Senate Bill 653, introduced earlier this month by Sen. David Sanders, R-Little Rock, would create an alternative system for health, disability and death benefits permissible under Arkansas workers comp law, according to a copy of the bill posted online. Current law gives the state general assembly the power to “enact laws prescribing the amount of compensation to be paid by employers for injuries to or death of employees,” and also gives power to the general assembly to oversee claims adjudication.
The bill is scheduled to be discussed Thursday by the state Senate Committee on Insurance and Commerce, according to the Arkansas legislature’s website. Sen. Sanders was not immediately available for comment.
Fred C. Bosse, southwest vice president for the Washington-based American Insurance Association, said the insurance trade group opposes S.B. 653.
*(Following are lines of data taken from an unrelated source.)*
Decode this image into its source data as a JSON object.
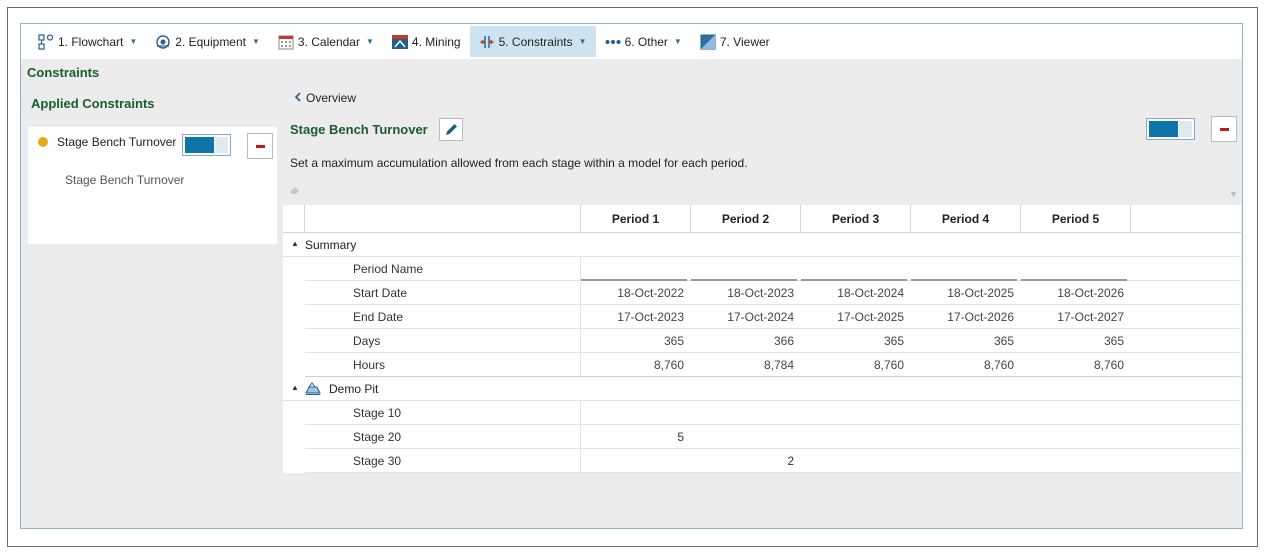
{
  "toolbar": {
    "items": [
      {
        "label": "1. Flowchart",
        "caret": true
      },
      {
        "label": "2. Equipment",
        "caret": true
      },
      {
        "label": "3. Calendar",
        "caret": true
      },
      {
        "label": "4. Mining",
        "caret": false
      },
      {
        "label": "5. Constraints",
        "caret": true,
        "active": true
      },
      {
        "label": "6. Other",
        "caret": true
      },
      {
        "label": "7. Viewer",
        "caret": false
      }
    ]
  },
  "left": {
    "section_title": "Constraints",
    "applied_title": "Applied Constraints",
    "constraint_name": "Stage Bench Turnover",
    "constraint_sub": "Stage Bench Turnover",
    "status_color": "#e6a817"
  },
  "detail": {
    "back_label": "Overview",
    "title": "Stage Bench Turnover",
    "description": "Set a maximum accumulation allowed from each stage within a model for each period."
  },
  "grid": {
    "columns": [
      "Period 1",
      "Period 2",
      "Period 3",
      "Period 4",
      "Period 5"
    ],
    "summary_label": "Summary",
    "summary_rows": [
      {
        "label": "Period Name",
        "values": [
          "",
          "",
          "",
          "",
          ""
        ]
      },
      {
        "label": "Start Date",
        "values": [
          "18-Oct-2022",
          "18-Oct-2023",
          "18-Oct-2024",
          "18-Oct-2025",
          "18-Oct-2026"
        ]
      },
      {
        "label": "End Date",
        "values": [
          "17-Oct-2023",
          "17-Oct-2024",
          "17-Oct-2025",
          "17-Oct-2026",
          "17-Oct-2027"
        ]
      },
      {
        "label": "Days",
        "values": [
          "365",
          "366",
          "365",
          "365",
          "365"
        ]
      },
      {
        "label": "Hours",
        "values": [
          "8,760",
          "8,784",
          "8,760",
          "8,760",
          "8,760"
        ]
      }
    ],
    "pit_label": "Demo Pit",
    "pit_rows": [
      {
        "label": "Stage 10",
        "values": [
          "",
          "",
          "",
          "",
          ""
        ]
      },
      {
        "label": "Stage 20",
        "values": [
          "5",
          "",
          "",
          "",
          ""
        ]
      },
      {
        "label": "Stage 30",
        "values": [
          "",
          "2",
          "",
          "",
          ""
        ]
      }
    ]
  },
  "colors": {
    "accent": "#0f74a8",
    "heading_green": "#1a5c2e",
    "remove_red": "#c4161c",
    "active_tab_bg": "#cde3ef"
  }
}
“S.B. 653 appears to represent a last-minute approach to resurrect an alternative workers’ compensation system that cannot deliver on its promises,” Mr. Bosse said in a statement. “If enacted, S.B. 653 would create two separate and unequal classes of injured workers. While proponents of opt-out talk about savings, any cost savings would be derived from the backs of injured workers because they are only made possible by cutting benefits. AIA strongly opposes opt-out for this and other reasons, and will work to oppose this measure if it shows any signs of life ahead of final adjournment.”
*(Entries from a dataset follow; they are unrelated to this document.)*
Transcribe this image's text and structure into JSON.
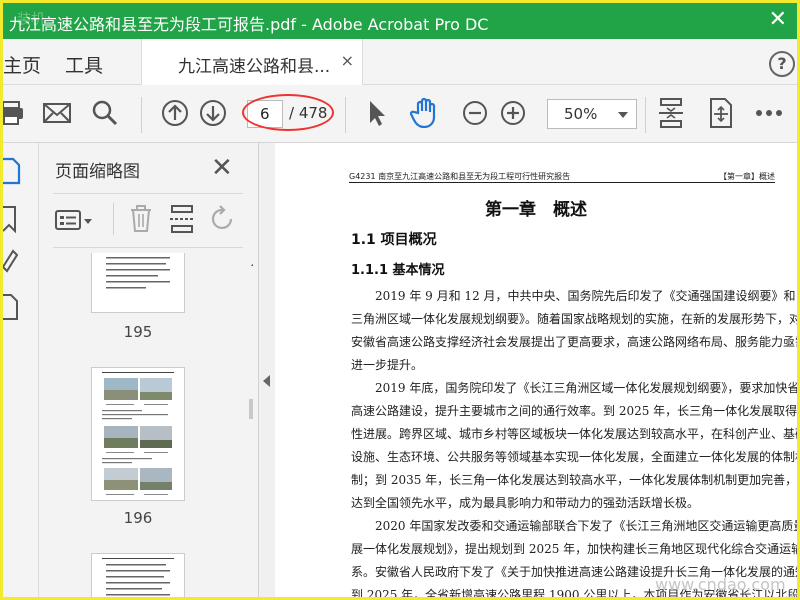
{
  "window": {
    "title": "九江高速公路和县至无为段工可报告.pdf - Adobe Acrobat Pro DC",
    "watermark_corner": "装机"
  },
  "tabs": {
    "home": "主页",
    "tools": "工具",
    "doc_tab": "九江高速公路和县...",
    "doc_close": "×",
    "help": "?"
  },
  "toolbar": {
    "page_current": "6",
    "page_total": "/ 478",
    "zoom": "50%"
  },
  "thumb_panel": {
    "title": "页面缩略图",
    "close": "✕",
    "pages": [
      "195",
      "196"
    ]
  },
  "document": {
    "running_head_left": "G4231 南京至九江高速公路和县至无为段工程可行性研究报告",
    "running_head_right": "【第一章】概述",
    "chapter_title": "第一章　概述",
    "section": "1.1 项目概况",
    "subsection": "1.1.1 基本情况",
    "paragraph1": [
      "　　2019 年 9 月和 12 月，中共中央、国务院先后印发了《交通强国建设纲要》和《长江",
      "三角洲区域一体化发展规划纲要》。随着国家战略规划的实施，在新的发展形势下，对",
      "安徽省高速公路支撑经济社会发展提出了更高要求，高速公路网络布局、服务能力亟需",
      "进一步提升。"
    ],
    "paragraph2": [
      "　　2019 年底，国务院印发了《长江三角洲区域一体化发展规划纲要》，要求加快省际",
      "高速公路建设，提升主要城市之间的通行效率。到 2025 年，长三角一体化发展取得实质",
      "性进展。跨界区域、城市乡村等区域板块一体化发展达到较高水平，在科创产业、基础",
      "设施、生态环境、公共服务等领域基本实现一体化发展，全面建立一体化发展的体制机",
      "制；到 2035 年，长三角一体化发展达到较高水平，一体化发展体制机制更加完善，整体",
      "达到全国领先水平，成为最具影响力和带动力的强劲活跃增长极。"
    ],
    "paragraph3": [
      "　　2020 年国家发改委和交通运输部联合下发了《长江三角洲地区交通运输更高质量发",
      "展一体化发展规划》，提出规划到 2025 年，加快构建长三角地区现代化综合交通运输体",
      "系。安徽省人民政府下发了《关于加快推进高速公路建设提升长三角一体化发展的通知》，",
      "到 2025 年，全省新增高速公路里程 1900 公里以上，本项目作为安徽省长江以北段对"
    ]
  },
  "watermark": "www.cndao.com"
}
Texas is the only state that allows employers to opt out of its workers comp system. A report released Tuesday by the Texas Public Policy Foundation, a pro-opt-out group, said more states could try to adopt workers comp opt out models.
A Florida lawmaker reportedly has introduced a bill that would allow companies in the state to forgo purchasing workers compensation insurance.